Cook Steak

Advice from Wild Beef

Perfectly cooked steak - just the way you want it.

There is a fool proof method you can use to make sure you always achieve your desired result when cooking a steak, whether it’s rare, medium-rare, or well-done.

Cut strip steaks or rib-eyes about 11/2 inches thick, fillet mignon about 2 ½ inches.

Rest your steak under a tinfoil tent for five minutes before serving. Bear in mind that meat continues to cook even after it’s been removed from the heat. So, if you’re aiming for a medium cook, for instance, take the steak off the heat when it’s medium-rare and let it rest for at least five minutes. It will keep cooking while it’s resting and you’ll end up with a medium-rare finish. 

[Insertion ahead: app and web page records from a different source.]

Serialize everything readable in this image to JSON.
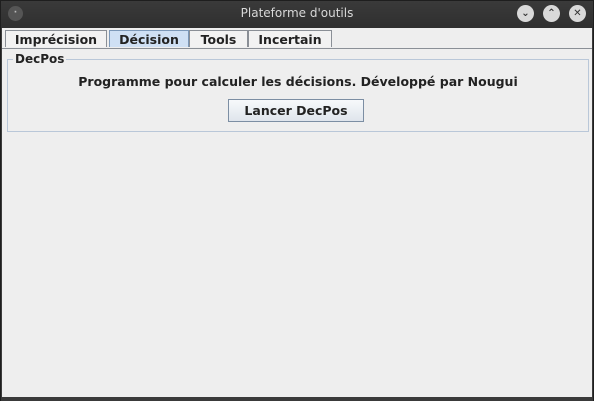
{
  "window": {
    "title": "Plateforme d'outils"
  },
  "tabs": [
    {
      "label": "Imprécision",
      "active": false
    },
    {
      "label": "Décision",
      "active": true
    },
    {
      "label": "Tools",
      "active": false
    },
    {
      "label": "Incertain",
      "active": false
    }
  ],
  "panel": {
    "legend": "DecPos",
    "description": "Programme pour calculer les décisions. Développé par Nougui",
    "button_label": "Lancer DecPos"
  },
  "colors": {
    "active_tab": "#cfe0f4",
    "titlebar": "#2f2f2f",
    "background": "#eeeeee"
  }
}
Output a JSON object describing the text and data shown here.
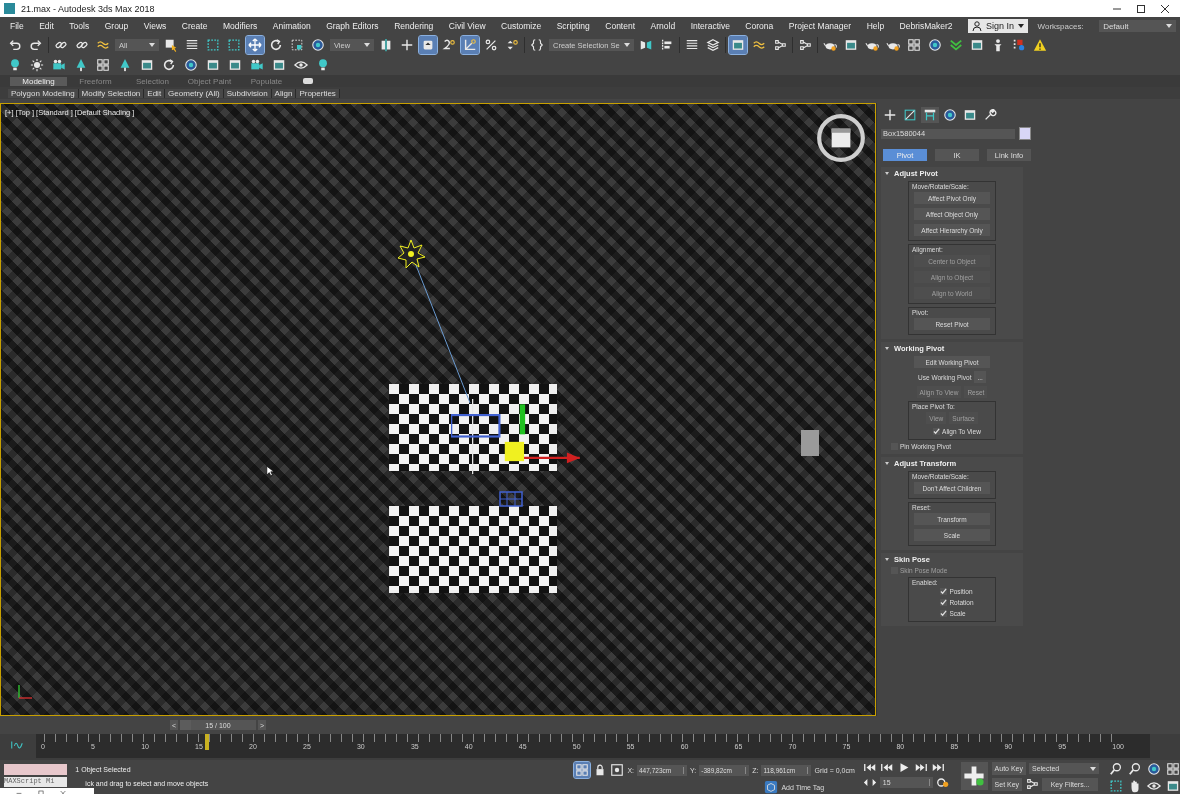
{
  "window": {
    "title": "21.max - Autodesk 3ds Max 2018"
  },
  "menu": [
    "File",
    "Edit",
    "Tools",
    "Group",
    "Views",
    "Create",
    "Modifiers",
    "Animation",
    "Graph Editors",
    "Rendering",
    "Civil View",
    "Customize",
    "Scripting",
    "Content",
    "Arnold",
    "Interactive",
    "Corona",
    "Project Manager",
    "Help",
    "DebrisMaker2"
  ],
  "account": {
    "label": "Sign In"
  },
  "workspaces": {
    "label": "Workspaces:",
    "value": "Default"
  },
  "main_toolbar": [
    {
      "kind": "icon",
      "active": false
    },
    {
      "kind": "icon",
      "active": false
    },
    {
      "kind": "separator"
    },
    {
      "kind": "icon",
      "active": false
    },
    {
      "kind": "icon",
      "active": false
    },
    {
      "kind": "icon",
      "active": false
    },
    {
      "kind": "dropdown",
      "value": "All"
    },
    {
      "kind": "icon",
      "active": false
    },
    {
      "kind": "icon",
      "active": false
    },
    {
      "kind": "icon",
      "active": false
    },
    {
      "kind": "icon",
      "active": false
    },
    {
      "kind": "icon",
      "active": true
    },
    {
      "kind": "icon",
      "active": false
    },
    {
      "kind": "icon",
      "active": false
    },
    {
      "kind": "icon",
      "active": false
    },
    {
      "kind": "dropdown",
      "value": "View"
    },
    {
      "kind": "icon",
      "active": false
    },
    {
      "kind": "icon",
      "active": false
    },
    {
      "kind": "icon",
      "active": true
    },
    {
      "kind": "icon",
      "active": false
    },
    {
      "kind": "icon",
      "active": true
    },
    {
      "kind": "icon",
      "active": false
    },
    {
      "kind": "icon",
      "active": false
    },
    {
      "kind": "separator"
    },
    {
      "kind": "icon",
      "active": false
    },
    {
      "kind": "dropdown",
      "value": "Create Selection Se"
    },
    {
      "kind": "icon",
      "active": false
    },
    {
      "kind": "icon",
      "active": false
    },
    {
      "kind": "separator"
    },
    {
      "kind": "icon",
      "active": false
    },
    {
      "kind": "icon",
      "active": false
    },
    {
      "kind": "separator"
    },
    {
      "kind": "icon",
      "active": true
    },
    {
      "kind": "icon",
      "active": false
    },
    {
      "kind": "icon",
      "active": false
    },
    {
      "kind": "separator"
    },
    {
      "kind": "icon",
      "active": false
    },
    {
      "kind": "separator"
    },
    {
      "kind": "icon",
      "active": false
    },
    {
      "kind": "icon",
      "active": false
    },
    {
      "kind": "icon",
      "active": false
    },
    {
      "kind": "icon",
      "active": false
    },
    {
      "kind": "icon",
      "active": false
    },
    {
      "kind": "icon",
      "active": false
    },
    {
      "kind": "icon",
      "active": false
    },
    {
      "kind": "icon",
      "active": false
    },
    {
      "kind": "icon",
      "active": false
    },
    {
      "kind": "icon",
      "active": false
    },
    {
      "kind": "icon",
      "active": false
    }
  ],
  "ribbon": {
    "tabs": [
      {
        "label": "Modeling",
        "selected": true
      },
      {
        "label": "Freeform",
        "selected": false
      },
      {
        "label": "Selection",
        "selected": false
      },
      {
        "label": "Object Paint",
        "selected": false
      },
      {
        "label": "Populate",
        "selected": false
      }
    ],
    "panels": [
      "Polygon Modeling",
      "Modify Selection",
      "Edit",
      "Geometry (All)",
      "Subdivision",
      "Align",
      "Properties"
    ]
  },
  "viewport": {
    "label": "[+] [Top ] [Standard ] [Default Shading ]",
    "active": true
  },
  "command_panel": {
    "tabs": [
      {
        "selected": false
      },
      {
        "selected": false
      },
      {
        "selected": true
      },
      {
        "selected": false
      },
      {
        "selected": false
      },
      {
        "selected": false
      }
    ],
    "object_name": "Box1580044",
    "subtabs": [
      {
        "label": "Pivot",
        "selected": true
      },
      {
        "label": "IK",
        "selected": false
      },
      {
        "label": "Link Info",
        "selected": false
      }
    ],
    "rollouts": [
      {
        "title": "Adjust Pivot",
        "expanded": true,
        "items": [
          {
            "kind": "group",
            "label": "Move/Rotate/Scale:",
            "items": [
              {
                "kind": "button",
                "label": "Affect Pivot Only",
                "disabled": false
              },
              {
                "kind": "button",
                "label": "Affect Object Only",
                "disabled": false
              },
              {
                "kind": "button",
                "label": "Affect Hierarchy Only",
                "disabled": false
              }
            ]
          },
          {
            "kind": "group",
            "label": "Alignment:",
            "items": [
              {
                "kind": "button",
                "label": "Center to Object",
                "disabled": true
              },
              {
                "kind": "button",
                "label": "Align to Object",
                "disabled": true
              },
              {
                "kind": "button",
                "label": "Align to World",
                "disabled": true
              }
            ]
          },
          {
            "kind": "group",
            "label": "Pivot:",
            "items": [
              {
                "kind": "button",
                "label": "Reset Pivot",
                "disabled": false
              }
            ]
          }
        ]
      },
      {
        "title": "Working Pivot",
        "expanded": true,
        "items": [
          {
            "kind": "button",
            "label": "Edit Working Pivot",
            "disabled": false
          },
          {
            "kind": "row",
            "items": [
              {
                "kind": "text",
                "label": "Use Working Pivot"
              },
              {
                "kind": "button",
                "label": "...",
                "disabled": false
              }
            ]
          },
          {
            "kind": "row",
            "items": [
              {
                "kind": "button",
                "label": "Align To View",
                "disabled": true
              },
              {
                "kind": "button",
                "label": "Reset",
                "disabled": true
              }
            ]
          },
          {
            "kind": "group",
            "label": "Place Pivot To:",
            "items": [
              {
                "kind": "row",
                "items": [
                  {
                    "kind": "button",
                    "label": "View",
                    "disabled": true
                  },
                  {
                    "kind": "button",
                    "label": "Surface",
                    "disabled": true
                  }
                ]
              },
              {
                "kind": "checkbox",
                "label": "Align To View",
                "checked": true,
                "disabled": false
              }
            ]
          },
          {
            "kind": "checkbox",
            "label": "Pin Working Pivot",
            "checked": false,
            "disabled": false
          }
        ]
      },
      {
        "title": "Adjust Transform",
        "expanded": true,
        "items": [
          {
            "kind": "group",
            "label": "Move/Rotate/Scale:",
            "items": [
              {
                "kind": "button",
                "label": "Don't Affect Children",
                "disabled": false
              }
            ]
          },
          {
            "kind": "group",
            "label": "Reset:",
            "items": [
              {
                "kind": "button",
                "label": "Transform",
                "disabled": false
              },
              {
                "kind": "button",
                "label": "Scale",
                "disabled": false
              }
            ]
          }
        ]
      },
      {
        "title": "Skin Pose",
        "expanded": true,
        "items": [
          {
            "kind": "checkbox",
            "label": "Skin Pose Mode",
            "checked": false,
            "disabled": true
          },
          {
            "kind": "group",
            "label": "Enabled:",
            "items": [
              {
                "kind": "checkbox",
                "label": "Position",
                "checked": true,
                "disabled": false
              },
              {
                "kind": "checkbox",
                "label": "Rotation",
                "checked": true,
                "disabled": false
              },
              {
                "kind": "checkbox",
                "label": "Scale",
                "checked": true,
                "disabled": false
              }
            ]
          }
        ]
      }
    ]
  },
  "time_slider": {
    "prev": "<",
    "label": "15 / 100",
    "next": ">",
    "level": 0.15
  },
  "track_bar": {
    "labels": [
      "0",
      "5",
      "10",
      "15",
      "20",
      "25",
      "30",
      "35",
      "40",
      "45",
      "50",
      "55",
      "60",
      "65",
      "70",
      "75",
      "80",
      "85",
      "90",
      "95",
      "100"
    ],
    "level": 0.15
  },
  "status_bar": {
    "listener": "MAXScript Mi",
    "selection": "1 Object Selected",
    "prompt": "ick and drag to select and move objects",
    "coordinates": [
      {
        "axis": "X:",
        "value": "447,723cm"
      },
      {
        "axis": "Y:",
        "value": "-389,82cm"
      },
      {
        "axis": "Z:",
        "value": "118,961cm"
      }
    ],
    "grid": "Grid = 0,0cm",
    "time_tag": "Add Time Tag",
    "frame": "15",
    "auto_key": "Auto Key",
    "set_key": "Set Key",
    "key_mode": "Selected",
    "key_filters": "Key Filters..."
  }
}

Use the way parts of your hand feel in certain positions to judge how well your steak is cooked. For each level of cooking, use the index finger of your hand to ‘poke’ or press the fleshy area between your thumb and the base of your palm on the other hand. Compare the give in your hand with the way the centre of the meat you’re cooking feels when pressed. For example:

Raw: Open the palm of your hand and relax it. Press on the fleshy part of your hand with the forefinger of your other hand. That’s what raw meat feels like.

Rare: Press the tip of your thumb to the tip of your index finger. The fleshy part will give when prodded with the forefinger on your other hand. Pressing the centre of a piece of rare steak will feel the same.

Medium-Rare: Press the tip of your thumb to the tip of your middle finger. The fleshy part of your hand will still give, but will be firmer; the same as the centre of meat cooked medium rare.

Medium: Gently press the tip of your thumb to the tip of your ring finger. The fleshy area of your palm should still give a little bit but will be firmer than medium rare.

Well-Done: Gently press the tip of your thumb to your little finger. This will result in a much firmer fleshy area, although it will still feel spongy.

Bon Appetit!